Write every entry out again with no changes, and leave the images behind.

# PROVIDED MATERIAL
○ ○ ○ ○ ○

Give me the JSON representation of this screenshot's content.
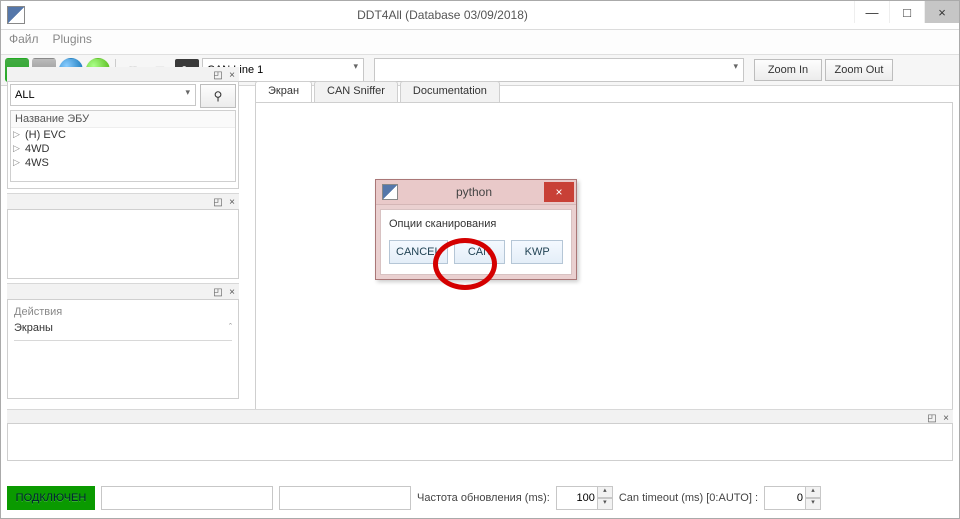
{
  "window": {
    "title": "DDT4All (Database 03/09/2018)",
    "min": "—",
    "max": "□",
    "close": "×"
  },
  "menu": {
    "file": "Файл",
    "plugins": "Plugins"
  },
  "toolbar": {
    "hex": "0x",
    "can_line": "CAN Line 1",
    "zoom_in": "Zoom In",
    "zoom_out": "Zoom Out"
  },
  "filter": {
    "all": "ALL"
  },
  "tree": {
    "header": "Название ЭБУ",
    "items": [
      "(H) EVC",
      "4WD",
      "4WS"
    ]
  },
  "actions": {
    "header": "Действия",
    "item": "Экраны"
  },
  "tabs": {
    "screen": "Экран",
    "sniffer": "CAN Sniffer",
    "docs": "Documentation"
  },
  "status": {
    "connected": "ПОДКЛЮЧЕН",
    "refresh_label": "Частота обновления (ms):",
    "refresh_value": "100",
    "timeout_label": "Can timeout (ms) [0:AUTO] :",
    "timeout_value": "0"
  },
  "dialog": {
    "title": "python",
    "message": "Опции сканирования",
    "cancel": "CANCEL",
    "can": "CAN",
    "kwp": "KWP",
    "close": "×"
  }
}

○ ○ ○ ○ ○

# EXERCISE RESPONSE
Give me the JSON representation of this screenshot's content.
{
  "window": {
    "title": "DDT4All (Database 03/09/2018)",
    "min": "—",
    "max": "□",
    "close": "×"
  },
  "menu": {
    "file": "Файл",
    "plugins": "Plugins"
  },
  "toolbar": {
    "hex": "0x",
    "can_line": "CAN Line 1",
    "zoom_in": "Zoom In",
    "zoom_out": "Zoom Out"
  },
  "filter": {
    "all": "ALL"
  },
  "tree": {
    "header": "Название ЭБУ",
    "items": [
      "(H) EVC",
      "4WD",
      "4WS"
    ]
  },
  "actions": {
    "header": "Действия",
    "item": "Экраны"
  },
  "tabs": {
    "screen": "Экран",
    "sniffer": "CAN Sniffer",
    "docs": "Documentation"
  },
  "status": {
    "connected": "ПОДКЛЮЧЕН",
    "refresh_label": "Частота обновления (ms):",
    "refresh_value": "100",
    "timeout_label": "Can timeout (ms) [0:AUTO] :",
    "timeout_value": "0"
  },
  "dialog": {
    "title": "python",
    "message": "Опции сканирования",
    "cancel": "CANCEL",
    "can": "CAN",
    "kwp": "KWP",
    "close": "×"
  }
}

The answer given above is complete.